The dining room at Bangkok Thai Cuisine is beautiful, dominated by the majestic wall of local limestone that says, “Indiana,” with every inch of its custom-carved beauty. But the menu takes you far from Bloomington with its exotic offerings of Pad Kee Mow and Panang Curry and Som Tam, and the chatter in Thai among owner Waew Chantar; her husband, Chef Chitakorn Setmark; their 2-year-old son, Pete; and many of the staff. This restaurant has moved a world away from the days when Tad Delay and Linda Ripperger commissioned that wall and offered new American cuisine at the much-missed Limestone Grille.

Bangkok Thai Cuisine is the baby of Chantar, who, ironically, signed the papers creating the business the same day she found out she was pregnant with Pete. Once the owner of a restaurant in Bangkok and trained as a hair stylist, she had come to Bloomington 16 years ago, working at various beauty parlors before opening her own, Élan Hair Salon, in Fountain Square Mall. But then she met and fell in love with Setmark, who had cooked his way around the world before landing in Bloomington, where he worked at several local Thai restaurants.

Setmark’s passion was to have a place of his own, where he could indulge his culinary creativity, even down to carving the elaborate vegetable garnishes, which aren’t exactly cost-efficient but are beautiful.

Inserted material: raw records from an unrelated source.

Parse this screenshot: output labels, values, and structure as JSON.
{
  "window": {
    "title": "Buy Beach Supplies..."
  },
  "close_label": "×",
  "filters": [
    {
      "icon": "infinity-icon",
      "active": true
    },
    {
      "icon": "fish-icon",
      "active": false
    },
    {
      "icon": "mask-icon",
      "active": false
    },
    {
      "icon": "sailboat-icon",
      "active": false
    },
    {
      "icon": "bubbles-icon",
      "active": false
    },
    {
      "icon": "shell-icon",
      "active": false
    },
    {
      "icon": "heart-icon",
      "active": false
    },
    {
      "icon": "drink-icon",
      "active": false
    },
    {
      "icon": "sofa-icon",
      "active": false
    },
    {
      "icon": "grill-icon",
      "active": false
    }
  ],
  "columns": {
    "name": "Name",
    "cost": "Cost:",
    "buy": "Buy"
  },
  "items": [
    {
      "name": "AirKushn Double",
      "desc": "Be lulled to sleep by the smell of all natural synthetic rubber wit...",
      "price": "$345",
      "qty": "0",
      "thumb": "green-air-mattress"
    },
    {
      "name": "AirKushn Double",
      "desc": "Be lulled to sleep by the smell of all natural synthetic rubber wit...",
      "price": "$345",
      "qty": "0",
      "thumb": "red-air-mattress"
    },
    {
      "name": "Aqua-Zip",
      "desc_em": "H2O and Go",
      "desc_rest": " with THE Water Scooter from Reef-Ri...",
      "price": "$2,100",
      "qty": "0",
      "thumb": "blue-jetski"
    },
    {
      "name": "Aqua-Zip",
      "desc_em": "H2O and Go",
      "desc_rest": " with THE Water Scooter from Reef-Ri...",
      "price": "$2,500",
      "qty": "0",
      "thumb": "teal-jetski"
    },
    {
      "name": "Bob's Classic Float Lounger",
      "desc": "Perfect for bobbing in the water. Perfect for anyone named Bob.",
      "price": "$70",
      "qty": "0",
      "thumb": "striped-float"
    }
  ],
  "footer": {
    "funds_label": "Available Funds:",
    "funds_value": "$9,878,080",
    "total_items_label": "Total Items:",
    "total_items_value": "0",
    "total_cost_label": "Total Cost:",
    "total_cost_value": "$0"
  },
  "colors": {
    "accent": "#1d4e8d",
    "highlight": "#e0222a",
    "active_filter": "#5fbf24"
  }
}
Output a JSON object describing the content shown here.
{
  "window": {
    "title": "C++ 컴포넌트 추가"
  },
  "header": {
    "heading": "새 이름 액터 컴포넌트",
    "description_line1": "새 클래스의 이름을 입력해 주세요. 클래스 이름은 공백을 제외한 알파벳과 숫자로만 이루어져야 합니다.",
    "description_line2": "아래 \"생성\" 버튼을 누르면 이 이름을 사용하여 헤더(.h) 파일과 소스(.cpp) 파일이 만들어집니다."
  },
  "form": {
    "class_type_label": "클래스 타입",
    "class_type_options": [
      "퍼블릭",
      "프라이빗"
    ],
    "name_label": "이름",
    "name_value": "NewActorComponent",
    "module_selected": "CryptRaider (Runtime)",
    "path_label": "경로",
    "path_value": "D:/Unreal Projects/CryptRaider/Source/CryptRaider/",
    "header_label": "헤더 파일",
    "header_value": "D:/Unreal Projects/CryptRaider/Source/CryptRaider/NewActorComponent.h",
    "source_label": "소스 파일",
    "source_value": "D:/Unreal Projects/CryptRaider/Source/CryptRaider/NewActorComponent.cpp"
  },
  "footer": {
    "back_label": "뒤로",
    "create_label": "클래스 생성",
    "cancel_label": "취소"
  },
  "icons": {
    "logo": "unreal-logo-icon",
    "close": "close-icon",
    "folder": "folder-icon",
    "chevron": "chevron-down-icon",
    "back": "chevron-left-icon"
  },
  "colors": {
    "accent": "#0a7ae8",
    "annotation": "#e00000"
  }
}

So Chantar and Setmark decided to open their own place, scouring Bloomington for locations before settling on their current east- side home at 2920 E. Covenanter Dr. in 2013.

The food is delicious. A standout on the menu is a steaming bowl of wonton soup not only laden with a flavorful broth of chicken and fat wontons, but also heaped with noodles. It will cure whatever ails you and leave plenty to take home.

Other winners are the Spicy Chicken, deep fried nuggets in an addictive tongue-tingling sauce, and the Som Tam, a shredded green papaya salad with green beans and peanuts, redolent of lime juice and a hint of fish sauce, served with plump steamed shrimp instead of the more traditional dried shrimp.

Like most American Thai restaurants, Bangkok Thai Cuisine also offers patrons the standard choices of curries — green, red, yellow, Panang, Masaman, etc. — with a choice of protein (beef, pork, chicken, shrimp, tofu), noodle dishes such as Pad Kee Mow and Pad See Ew, which are Thai comfort foods to the max, and a variety of stir-fries. Most dishes can be ordered on a spiciness scale of one to five stars. One star means “medium mild.” Four is “Thai hot” (Warning: in Thai, hot means HOT.). Five, says the menu, means “lava.” If you try that one, you’ll have to let us know.

Bloomington is known for its many good ethnic restaurants, and now there’s one on the long-neglected east side. Bangkok Thai Cuisine offers a first-rate dining experience — delectable food, a beautiful dining room, and that fabulous limestone wall.